Instructions for the task: Please reproduce, exactly and with nothing else, every line from the one containing "Serialize everything readable" through the last line of the records below.
[[ Supplied data open ]]
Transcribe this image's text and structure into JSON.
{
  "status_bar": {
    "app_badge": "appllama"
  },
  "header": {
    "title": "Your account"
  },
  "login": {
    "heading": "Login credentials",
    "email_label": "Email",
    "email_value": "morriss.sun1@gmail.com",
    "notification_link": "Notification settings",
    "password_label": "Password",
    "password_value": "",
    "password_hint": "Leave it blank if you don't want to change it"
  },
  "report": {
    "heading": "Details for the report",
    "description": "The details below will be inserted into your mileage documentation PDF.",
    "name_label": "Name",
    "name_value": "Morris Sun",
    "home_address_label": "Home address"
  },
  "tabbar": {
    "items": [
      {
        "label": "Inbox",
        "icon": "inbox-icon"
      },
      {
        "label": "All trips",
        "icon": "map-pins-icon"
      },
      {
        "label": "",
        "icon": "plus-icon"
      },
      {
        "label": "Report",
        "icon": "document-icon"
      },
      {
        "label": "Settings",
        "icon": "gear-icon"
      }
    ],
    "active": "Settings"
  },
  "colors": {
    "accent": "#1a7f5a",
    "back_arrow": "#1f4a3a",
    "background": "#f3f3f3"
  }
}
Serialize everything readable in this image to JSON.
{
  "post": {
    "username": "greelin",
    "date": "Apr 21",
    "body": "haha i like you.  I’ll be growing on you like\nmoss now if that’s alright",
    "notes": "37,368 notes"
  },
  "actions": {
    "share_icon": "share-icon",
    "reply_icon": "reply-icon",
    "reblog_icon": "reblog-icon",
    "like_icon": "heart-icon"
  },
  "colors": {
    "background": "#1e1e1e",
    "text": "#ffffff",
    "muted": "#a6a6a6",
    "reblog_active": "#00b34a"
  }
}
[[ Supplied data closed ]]
Result below:
Serialize everything readable in this image to JSON.
{
  "post": {
    "username": "greelin",
    "date": "Apr 21",
    "body": "haha i like you.  I’ll be growing on you like\nmoss now if that’s alright",
    "notes": "37,368 notes"
  },
  "actions": {
    "share_icon": "share-icon",
    "reply_icon": "reply-icon",
    "reblog_icon": "reblog-icon",
    "like_icon": "heart-icon"
  },
  "colors": {
    "background": "#1e1e1e",
    "text": "#ffffff",
    "muted": "#a6a6a6",
    "reblog_active": "#00b34a"
  }
}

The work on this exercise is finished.